What the task requires: In the entries that follow, how many lines include "photo"? Give the number and nothing else.

··· Data excerpts ···

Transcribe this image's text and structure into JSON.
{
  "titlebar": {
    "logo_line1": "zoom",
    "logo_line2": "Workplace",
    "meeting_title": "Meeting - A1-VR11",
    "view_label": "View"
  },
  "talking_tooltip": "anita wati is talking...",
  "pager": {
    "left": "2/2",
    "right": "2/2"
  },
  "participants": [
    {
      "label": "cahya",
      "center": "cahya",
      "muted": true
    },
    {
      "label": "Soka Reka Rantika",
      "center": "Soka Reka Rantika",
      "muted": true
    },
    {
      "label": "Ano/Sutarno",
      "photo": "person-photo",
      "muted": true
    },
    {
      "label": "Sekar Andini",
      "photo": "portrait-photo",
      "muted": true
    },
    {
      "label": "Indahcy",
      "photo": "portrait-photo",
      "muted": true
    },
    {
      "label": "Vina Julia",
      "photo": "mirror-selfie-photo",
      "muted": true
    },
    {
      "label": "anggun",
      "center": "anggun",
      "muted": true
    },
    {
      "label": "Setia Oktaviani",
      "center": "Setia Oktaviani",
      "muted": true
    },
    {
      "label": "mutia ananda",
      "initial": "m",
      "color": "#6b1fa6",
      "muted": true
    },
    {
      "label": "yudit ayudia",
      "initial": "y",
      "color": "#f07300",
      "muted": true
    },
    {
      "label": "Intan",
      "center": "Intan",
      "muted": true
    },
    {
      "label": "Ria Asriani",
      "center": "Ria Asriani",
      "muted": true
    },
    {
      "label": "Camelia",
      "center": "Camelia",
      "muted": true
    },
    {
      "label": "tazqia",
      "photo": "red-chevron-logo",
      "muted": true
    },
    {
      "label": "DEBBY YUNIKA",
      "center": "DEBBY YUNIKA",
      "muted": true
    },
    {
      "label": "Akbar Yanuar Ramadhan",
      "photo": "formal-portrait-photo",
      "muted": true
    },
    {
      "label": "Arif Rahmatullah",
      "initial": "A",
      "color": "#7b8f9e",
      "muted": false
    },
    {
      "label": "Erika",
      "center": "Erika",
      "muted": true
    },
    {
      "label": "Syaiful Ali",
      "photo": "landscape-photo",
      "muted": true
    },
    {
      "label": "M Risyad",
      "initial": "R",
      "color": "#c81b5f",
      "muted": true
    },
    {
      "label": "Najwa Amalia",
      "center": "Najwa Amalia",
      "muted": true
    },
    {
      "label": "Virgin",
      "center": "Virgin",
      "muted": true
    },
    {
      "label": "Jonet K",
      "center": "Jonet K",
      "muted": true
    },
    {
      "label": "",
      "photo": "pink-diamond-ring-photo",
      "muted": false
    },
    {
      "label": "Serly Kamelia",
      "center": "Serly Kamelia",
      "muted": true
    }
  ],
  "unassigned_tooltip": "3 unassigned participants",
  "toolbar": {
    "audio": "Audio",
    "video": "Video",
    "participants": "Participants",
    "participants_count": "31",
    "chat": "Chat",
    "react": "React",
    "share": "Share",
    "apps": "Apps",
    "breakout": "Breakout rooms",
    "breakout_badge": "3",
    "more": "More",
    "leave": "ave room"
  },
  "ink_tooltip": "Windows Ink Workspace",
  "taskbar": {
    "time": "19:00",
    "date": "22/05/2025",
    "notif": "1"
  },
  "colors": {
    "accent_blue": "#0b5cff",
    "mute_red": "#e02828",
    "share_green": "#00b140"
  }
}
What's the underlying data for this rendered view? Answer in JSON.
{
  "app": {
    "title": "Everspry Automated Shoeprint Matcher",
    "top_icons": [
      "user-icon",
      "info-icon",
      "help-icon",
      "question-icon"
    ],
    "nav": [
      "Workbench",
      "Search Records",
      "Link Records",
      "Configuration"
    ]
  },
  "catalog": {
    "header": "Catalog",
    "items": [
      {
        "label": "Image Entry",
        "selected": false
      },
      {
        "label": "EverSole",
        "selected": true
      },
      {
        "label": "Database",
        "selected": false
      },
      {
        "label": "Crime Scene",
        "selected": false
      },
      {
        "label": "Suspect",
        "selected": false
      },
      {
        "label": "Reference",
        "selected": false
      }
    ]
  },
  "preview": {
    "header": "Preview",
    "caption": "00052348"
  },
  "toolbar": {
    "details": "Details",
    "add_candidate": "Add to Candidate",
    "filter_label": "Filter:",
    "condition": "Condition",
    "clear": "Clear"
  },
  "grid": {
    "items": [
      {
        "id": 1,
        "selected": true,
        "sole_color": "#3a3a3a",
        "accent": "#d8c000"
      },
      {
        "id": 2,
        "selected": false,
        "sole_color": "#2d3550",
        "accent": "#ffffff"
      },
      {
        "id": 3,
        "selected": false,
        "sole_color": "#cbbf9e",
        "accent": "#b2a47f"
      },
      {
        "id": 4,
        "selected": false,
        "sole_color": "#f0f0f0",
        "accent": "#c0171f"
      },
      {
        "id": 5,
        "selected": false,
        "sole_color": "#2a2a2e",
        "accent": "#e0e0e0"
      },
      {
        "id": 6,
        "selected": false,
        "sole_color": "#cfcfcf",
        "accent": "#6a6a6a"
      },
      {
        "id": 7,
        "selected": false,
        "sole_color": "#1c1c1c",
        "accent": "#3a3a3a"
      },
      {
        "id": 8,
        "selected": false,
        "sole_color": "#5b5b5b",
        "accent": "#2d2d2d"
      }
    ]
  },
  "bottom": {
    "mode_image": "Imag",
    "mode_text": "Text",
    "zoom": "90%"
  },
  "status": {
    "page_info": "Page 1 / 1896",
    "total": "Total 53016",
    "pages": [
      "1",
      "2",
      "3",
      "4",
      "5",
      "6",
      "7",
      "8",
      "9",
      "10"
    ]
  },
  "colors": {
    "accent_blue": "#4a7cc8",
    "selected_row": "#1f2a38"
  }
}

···

Answer for the task: 8